There’s a starting point when you want to work for yourself. Everyone starts with the What. It’s often easier to answer than Why. You’d think it would be the other way around. But it’s not.
The What lures us in. We like things we can, see, touch, and control.
In short, we like tangible things.
The What is a very tangible thing. A What is a book, an app, or a trip around the world. We can dream up whole long lists of What, but barely even one Why.
Why feels far more intangible, hard to articulate. Why inhabits the in-between spaces of our brain; the Why often fleeting to our subconscious brain. Why, at its foundation, is intangible, it’s hard to shape. A Why can scare us far more than any What can.
Why is about our values. Why makes us examine ourselves. It’s about our deepest desires. Why scares us. It’s also what propels us forward.
“Why?” is a constant refrain of little kids. They’re trying to understand the world — and their relation to it. Asking Why begins to wane in our teenage years until it trickles off in our early twenties when we stop asking Why. Our focus is on What.
What are you going to do with your life?
What kind of job are you going to get?
What are you going to do to pay the bills?
We get so caught up in answering the What we completely forget Why we’re doing something. Why we’re working so hard. Why we’re even here on this earth. Life becomes drudgery. Life lacks meaning.
Starting with What is far more likely to lead you to traditional freelancing. When you’re a freelancer you’re at the whim of the market and of employers. Yes, employers, because the freelancer mindset is actually more akin to having an employer rather than being your own. You treat your clients like they’re the boss. You drop everything when an emergency happens. The relationship is unequal.
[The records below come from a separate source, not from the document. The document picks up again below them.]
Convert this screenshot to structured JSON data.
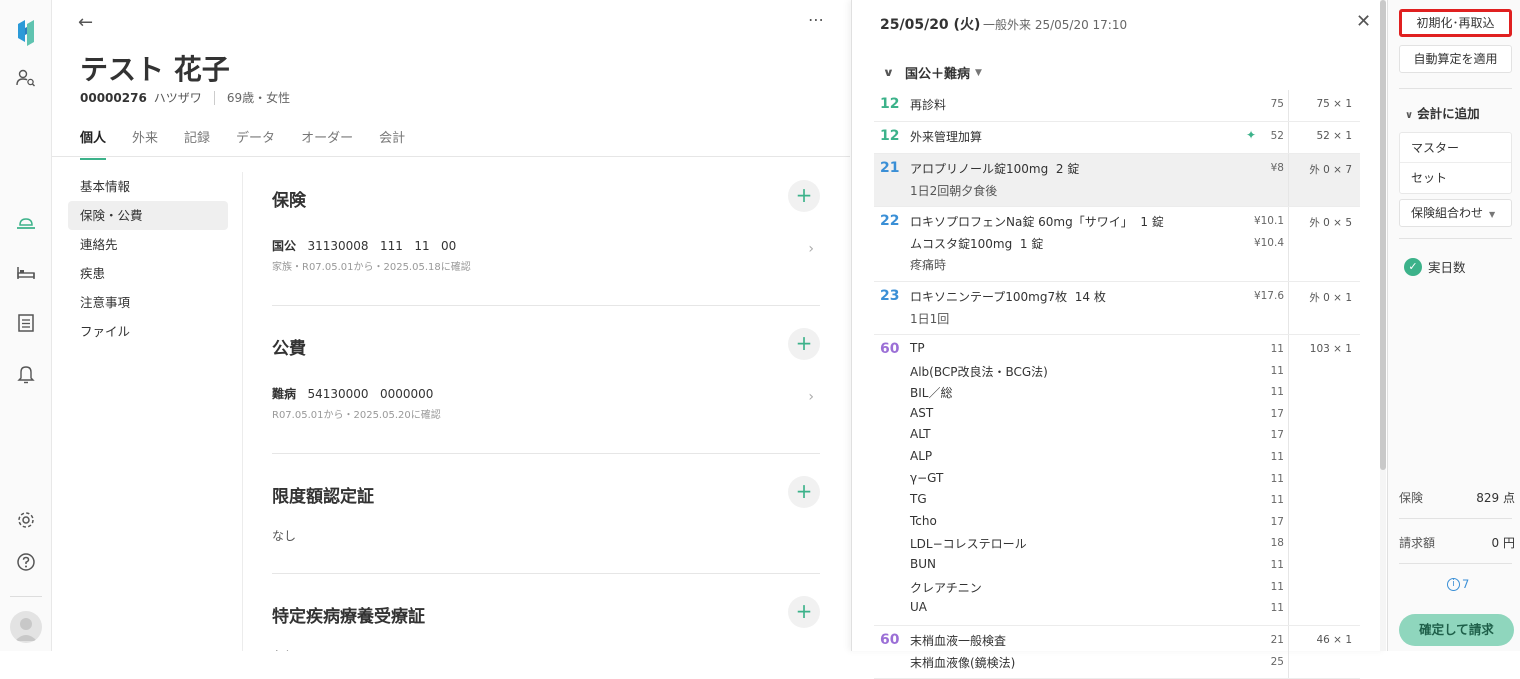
{
  "patient": {
    "name": "テスト 花子",
    "id": "00000276",
    "kana": "ハツザワ",
    "age_sex": "69歳・女性",
    "tabs": [
      "個人",
      "外来",
      "記録",
      "データ",
      "オーダー",
      "会計"
    ],
    "subnav": [
      "基本情報",
      "保険・公費",
      "連絡先",
      "疾患",
      "注意事項",
      "ファイル"
    ],
    "sections": {
      "insurance": {
        "title": "保険",
        "type": "国公",
        "numbers": "31130008   111   11   00",
        "sub": "家族・R07.05.01から・2025.05.18に確認"
      },
      "public": {
        "title": "公費",
        "type": "難病",
        "numbers": "54130000   0000000",
        "sub": "R07.05.01から・2025.05.20に確認"
      },
      "limit": {
        "title": "限度額認定証",
        "value": "なし"
      },
      "specific": {
        "title": "特定疾病療養受療証",
        "value": "なし"
      }
    }
  },
  "drawer": {
    "date": "25/05/20 (火)",
    "visit": "一般外来 25/05/20 17:10",
    "group_label": "国公＋難病",
    "items": [
      {
        "code": "12",
        "color": "#3cb28a",
        "lines": [
          "再診料"
        ],
        "pts": [
          "75"
        ],
        "qty": "75 × 1"
      },
      {
        "code": "12",
        "color": "#3cb28a",
        "lines": [
          "外来管理加算"
        ],
        "pts": [
          "52"
        ],
        "qty": "52 × 1"
      },
      {
        "code": "21",
        "color": "#3a8fd6",
        "lines": [
          "アロプリノール錠100mg  2 錠"
        ],
        "sub": "1日2回朝夕食後",
        "pts": [
          "¥8"
        ],
        "qty": "外 0 × 7"
      },
      {
        "code": "22",
        "color": "#3a8fd6",
        "lines": [
          "ロキソプロフェンNa錠 60mg「サワイ」  1 錠",
          "ムコスタ錠100mg  1 錠"
        ],
        "sub": "疼痛時",
        "pts": [
          "¥10.1",
          "¥10.4"
        ],
        "qty": "外 0 × 5"
      },
      {
        "code": "23",
        "color": "#3a8fd6",
        "lines": [
          "ロキソニンテープ100mg7枚  14 枚"
        ],
        "sub": "1日1回",
        "pts": [
          "¥17.6"
        ],
        "qty": "外 0 × 1"
      },
      {
        "code": "60",
        "color": "#9b6fd6",
        "lines": [
          "TP",
          "Alb(BCP改良法・BCG法)",
          "BIL／総",
          "AST",
          "ALT",
          "ALP",
          "γ−GT",
          "TG",
          "Tcho",
          "LDL−コレステロール",
          "BUN",
          "クレアチニン",
          "UA"
        ],
        "pts": [
          "11",
          "11",
          "11",
          "17",
          "17",
          "11",
          "11",
          "11",
          "17",
          "18",
          "11",
          "11",
          "11"
        ],
        "qty": "103 × 1"
      },
      {
        "code": "60",
        "color": "#9b6fd6",
        "lines": [
          "末梢血液一般検査",
          "末梢血液像(鏡検法)"
        ],
        "pts": [
          "21",
          "25"
        ],
        "qty": "46 × 1"
      }
    ]
  },
  "actions": {
    "reset_button": "初期化･再取込",
    "auto_button": "自動算定を適用",
    "add_heading": "会計に追加",
    "add_items": [
      "マスター",
      "セット"
    ],
    "combo_label": "保険組合わせ",
    "days_label": "実日数",
    "insurance_label": "保険",
    "insurance_value": "829 点",
    "billing_label": "請求額",
    "billing_value": "0 円",
    "info_count": "7",
    "confirm_button": "確定して請求",
    "accent_color": "#3cb28a",
    "highlight_color": "#e02020"
  }
}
When you start with Why, you set your own direction. You steer your work, not your clients. You’re more likely to ask for what you want. You make decisions that are best for you, even while you keep the client in mind. You value yourself more highly. There’s meaning to your work and in your life.
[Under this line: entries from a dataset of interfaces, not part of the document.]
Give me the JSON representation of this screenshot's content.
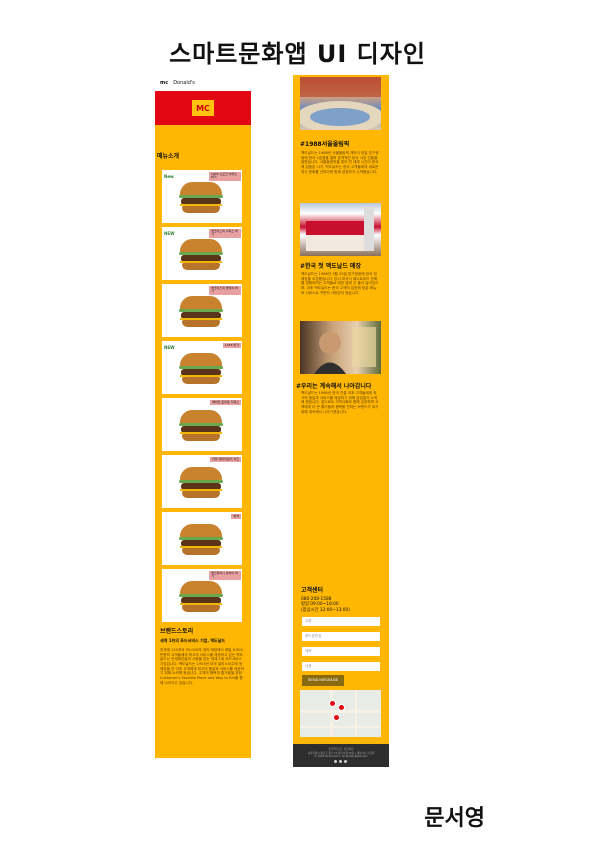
{
  "page_title": "스마트문화앱 UI 디자인",
  "author": "문서영",
  "left_screen": {
    "topbar": {
      "mc_mark": "mc",
      "brand": "Donald's"
    },
    "logo_text": "MC",
    "menu_section_title": "메뉴소개",
    "menu_items": [
      {
        "name": "1955 스모크 하우스 버거",
        "badge": "New"
      },
      {
        "name": "맥크리스피 디럭스 버거",
        "badge": "NEW"
      },
      {
        "name": "맥크리스피 클래식 버거",
        "badge": ""
      },
      {
        "name": "1955 버거",
        "badge": "NEW"
      },
      {
        "name": "베이컨 토마토 디럭스",
        "badge": ""
      },
      {
        "name": "더블 쿼터파운더 치즈",
        "badge": ""
      },
      {
        "name": "빅맥",
        "badge": ""
      },
      {
        "name": "맥스파이시 상하이 버거",
        "badge": ""
      }
    ],
    "brand_story": {
      "title": "브랜드스토리",
      "subtitle": "세계 1위의 푸드서비스 기업, 맥도날드",
      "body": "전세계 120개국 39,000여 개의 매장에서 매일 6,900만명의 고객들에게 최고의 서비스를 제공하고 있는 맥도날드는 전세계인들의 사랑을 받는 세계 1위 푸드서비스 기업입니다. 맥도날드는 1955년 미국 일리노이주에 첫 매장을 연 이후 고객에게 최고의 품질과 서비스를 제공하기 위해 노력해 왔습니다. 고객의 행복과 즐거움을 위한 Customer's Favorite Place and Way to Eat을 향해 나아가고 있습니다."
    }
  },
  "right_screen": {
    "sections": [
      {
        "title": "#1988서울올림픽",
        "body": "맥도날드는 1988년 서울올림픽 개막식 당일 압구정동에 한국 1호점을 열며 본격적인 한국 시장 진출을 알렸습니다. 서울올림픽을 맞아 전 세계 시선이 한국에 집중된 시기, 맥도날드는 한국 고객들에게 새로운 외식 문화를 선보이며 함께 성장하기 시작했습니다."
      },
      {
        "title": "#한국 첫 맥도날드 매장",
        "body": "맥도날드는 1988년 3월 29일 압구정동에 한국 첫 매장을 오픈했습니다. 당시 미국식 패스트푸드 문화를 경험하려는 고객들로 매장 앞에 긴 줄이 늘어섰으며, 이후 맥도날드는 한국 고객의 입맛에 맞춘 메뉴와 서비스로 꾸준히 사랑받아 왔습니다."
      },
      {
        "title": "#우리는 계속해서 나아갑니다",
        "body": "맥도날드는 1988년 한국 진출 이후 고객들에게 최고의 품질과 서비스를 제공하기 위해 끊임없이 노력해 왔습니다. 앞으로도 지역사회와 함께 성장하며 고객에게 더 큰 즐거움과 행복을 전하는 브랜드가 되기 위해 계속해서 나아가겠습니다."
      }
    ],
    "contact": {
      "title": "고객센터",
      "phone": "080-208-1588",
      "hours": "평일 09:00~18:00",
      "lunch": "(점심시간 12:00~13:00)",
      "fields": [
        {
          "placeholder": "이름"
        },
        {
          "placeholder": "핸드폰번호"
        },
        {
          "placeholder": "제목"
        },
        {
          "placeholder": "내용"
        }
      ],
      "send_label": "SEND MESSAGE"
    },
    "footer": {
      "line1": "한국맥도날드 유한회사",
      "line2": "서울특별시 종로구 종로 51 종로타워 20층 | 대표이사 김기원",
      "line3": "© 2024 McDonald's. All Rights Reserved."
    }
  }
}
It’s tempting to go for the tangible. It feels easier, far less scary. Resist that urge.
Start with Why. The What will follow.
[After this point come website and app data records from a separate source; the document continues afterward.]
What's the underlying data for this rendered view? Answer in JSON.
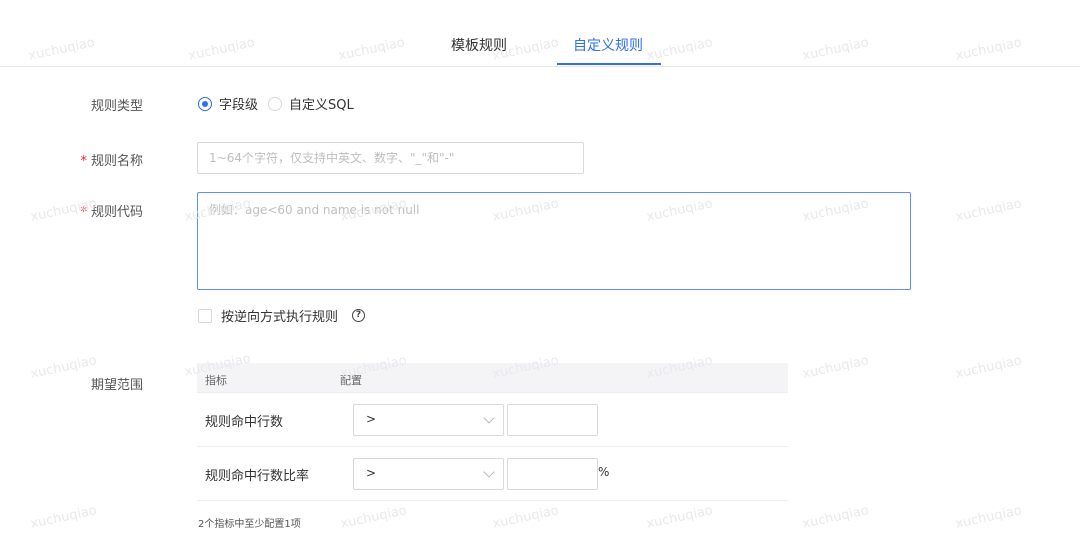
{
  "watermark": "xuchuqiao",
  "tabs": [
    {
      "label": "模板规则",
      "active": false
    },
    {
      "label": "自定义规则",
      "active": true
    }
  ],
  "rule_type": {
    "label": "规则类型",
    "options": [
      {
        "label": "字段级",
        "checked": true
      },
      {
        "label": "自定义SQL",
        "checked": false
      }
    ]
  },
  "rule_name": {
    "label": "规则名称",
    "required_mark": "*",
    "placeholder": "1~64个字符，仅支持中英文、数字、\"_\"和\"-\"",
    "value": ""
  },
  "rule_code": {
    "label": "规则代码",
    "required_mark": "*",
    "placeholder": "例如：age<60 and name is not null",
    "value": ""
  },
  "reverse_check": {
    "label": "按逆向方式执行规则",
    "checked": false,
    "help_icon": "question-circle-icon"
  },
  "expected_range": {
    "label": "期望范围",
    "columns": [
      "指标",
      "配置"
    ],
    "rows": [
      {
        "name": "规则命中行数",
        "operator": ">",
        "value": "",
        "unit": ""
      },
      {
        "name": "规则命中行数比率",
        "operator": ">",
        "value": "",
        "unit": "%"
      }
    ],
    "note": "2个指标中至少配置1项"
  },
  "colors": {
    "accent": "#2f6ef5",
    "required": "#f5222d"
  }
}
Though it's been years since I've watched it, the Start With Why Ted Talk goes into a similar concept more depth. You should watch it.